Mr Crispino was arguing to retain cash bail, which he said helps deter crime and provides an essential incentive to get people to return to court. Whether he actually believed this is beside the point: he was involved in a debating contest on the topic of cash bail, along with another ex-inmate, against two Columbia University students, and a coin-toss determined the position he took.
Mr Crispino works with the Rikers Debate Project (RDP), a group of volunteers who have taught around 1,000 prisoners debating skills over the past seven years. The RPD arranges debates between inmates and former inmates who have taken their classes, and students; it pays ex-inmates $250 per debate. RDP began at Rikers Island, New York City’s biggest jail, but has expanded to other facilities in New York and beyond. At its pre-pandemic peak the project was teaching 12 classes in six states, including Louisiana and Texas.
The scheme’s goal is to develop prisoners’ critical-thinking and public-speaking skills, which will help them professionally after their release. Hashani Forrester, Mr Crispino’s partner at a debate held on February 13th at Columbia University, praised the programme for giving him “confidence” and enabling him to network.
Mr Forrester, a 41-year-old combat veteran, owns a property business with his siblings and is studying for a bachelor’s degree at New York University. Camilla Broderick, who spent eight months in Rikers and is now studying at Columbia for a master’s in social work, says the “logical arguments and framing devices” she learned have helped her in her studies. And the weekly debating classes seemed more attractive than the alternatives on offer (courses on religion and food safety).

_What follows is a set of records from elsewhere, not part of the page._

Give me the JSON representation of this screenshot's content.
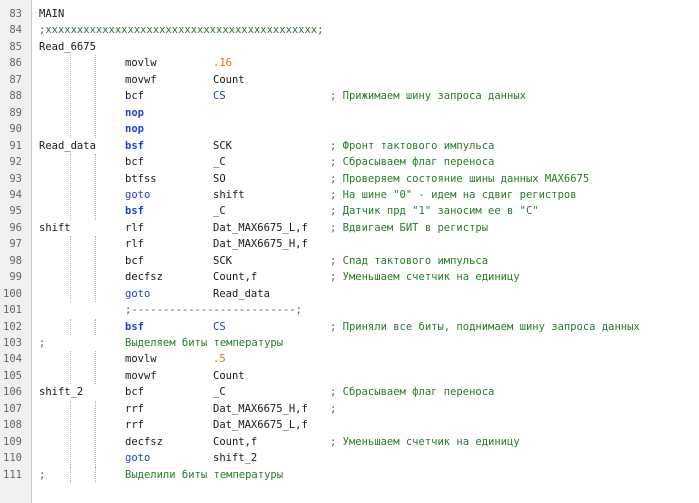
{
  "colors": {
    "text": "#1a1a1a",
    "keyword": "#1f3fd8",
    "number": "#e07000",
    "comment": "#2a7a2a",
    "cs_highlight": "#1f3fd8",
    "gutter_text": "#666666"
  },
  "lines": [
    {
      "n": "83",
      "label": "MAIN",
      "op": "",
      "operand": "",
      "comment": ""
    },
    {
      "n": "84",
      "separator": ";xxxxxxxxxxxxxxxxxxxxxxxxxxxxxxxxxxxxxxxxxxx;",
      "label": "",
      "op": "",
      "operand": "",
      "comment": ""
    },
    {
      "n": "85",
      "label": "Read_6675",
      "op": "",
      "operand": "",
      "comment": ""
    },
    {
      "n": "86",
      "label": "",
      "op": "movlw",
      "operand": ".16",
      "operand_kind": "number",
      "comment": ""
    },
    {
      "n": "87",
      "label": "",
      "op": "movwf",
      "operand": "Count",
      "comment": ""
    },
    {
      "n": "88",
      "label": "",
      "op": "bcf",
      "operand": "CS",
      "operand_kind": "cs",
      "comment": "; Прижимаем шину запроса данных"
    },
    {
      "n": "89",
      "label": "",
      "op": "nop",
      "op_kind": "keyword",
      "operand": "",
      "comment": ""
    },
    {
      "n": "90",
      "label": "",
      "op": "nop",
      "op_kind": "keyword",
      "operand": "",
      "comment": ""
    },
    {
      "n": "91",
      "label": "Read_data",
      "op": "bsf",
      "op_kind": "keyword",
      "operand": "SCK",
      "comment": "; Фронт тактового импульса"
    },
    {
      "n": "92",
      "label": "",
      "op": "bcf",
      "operand": "_C",
      "comment": "; Сбрасываем флаг переноса"
    },
    {
      "n": "93",
      "label": "",
      "op": "btfss",
      "operand": "SO",
      "comment": "; Проверяем состояние шины данных MAX6675"
    },
    {
      "n": "94",
      "label": "",
      "op": "goto",
      "op_kind": "goto",
      "operand": "shift",
      "comment": "; На шине \"0\" - идем на сдвиг регистров"
    },
    {
      "n": "95",
      "label": "",
      "op": "bsf",
      "op_kind": "keyword",
      "operand": "_C",
      "comment": "; Датчик прд \"1\" заносим ее в \"C\""
    },
    {
      "n": "96",
      "label": "shift",
      "op": "rlf",
      "operand": "Dat_MAX6675_L,f",
      "comment": "; Вдвигаем БИТ в регистры"
    },
    {
      "n": "97",
      "label": "",
      "op": "rlf",
      "operand": "Dat_MAX6675_H,f",
      "comment": ""
    },
    {
      "n": "98",
      "label": "",
      "op": "bcf",
      "operand": "SCK",
      "comment": "; Спад тактового импульса"
    },
    {
      "n": "99",
      "label": "",
      "op": "decfsz",
      "operand": "Count,f",
      "comment": "; Уменьшаем счетчик на единицу"
    },
    {
      "n": "100",
      "label": "",
      "op": "goto",
      "op_kind": "goto",
      "operand": "Read_data",
      "comment": ""
    },
    {
      "n": "101",
      "separator": ";--------------------------;",
      "label": "",
      "op": "",
      "operand": "",
      "comment": ""
    },
    {
      "n": "102",
      "label": "",
      "op": "bsf",
      "op_kind": "keyword",
      "operand": "CS",
      "operand_kind": "cs",
      "comment": "; Приняли все биты, поднимаем шину запроса данных"
    },
    {
      "n": "103",
      "label": ";",
      "op": "",
      "operand": "",
      "comment": "",
      "op_comment": "Выделяем биты температуры"
    },
    {
      "n": "104",
      "label": "",
      "op": "movlw",
      "operand": ".5",
      "operand_kind": "number",
      "comment": ""
    },
    {
      "n": "105",
      "label": "",
      "op": "movwf",
      "operand": "Count",
      "comment": ""
    },
    {
      "n": "106",
      "label": "shift_2",
      "op": "bcf",
      "operand": "_C",
      "comment": "; Сбрасываем флаг переноса"
    },
    {
      "n": "107",
      "label": "",
      "op": "rrf",
      "operand": "Dat_MAX6675_H,f",
      "comment": ";"
    },
    {
      "n": "108",
      "label": "",
      "op": "rrf",
      "operand": "Dat_MAX6675_L,f",
      "comment": ""
    },
    {
      "n": "109",
      "label": "",
      "op": "decfsz",
      "operand": "Count,f",
      "comment": "; Уменьшаем счетчик на единицу"
    },
    {
      "n": "110",
      "label": "",
      "op": "goto",
      "op_kind": "goto",
      "operand": "shift_2",
      "comment": ""
    },
    {
      "n": "111",
      "label": ";",
      "op": "",
      "operand": "",
      "comment": "",
      "op_comment": "Выделили биты температуры"
    }
  ]
}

In the end, Messrs Crispino and Forrester narrowly lost their debate to their undergraduate opponents. Six of the 11 judges felt that the students did better in covering the “flow” (a debating term for the array of arguments offered, each of which must be answered in turn). But, says Mr Crispino, a little wistfully, “it was kind of a throwback to those skills I learned years ago, which I haven’t used in a long time.”■
Stay on top of American politics with Checks and Balance, our weekly subscriber-only newsletter, which examines the state of American democracy and the issues that matter to voters.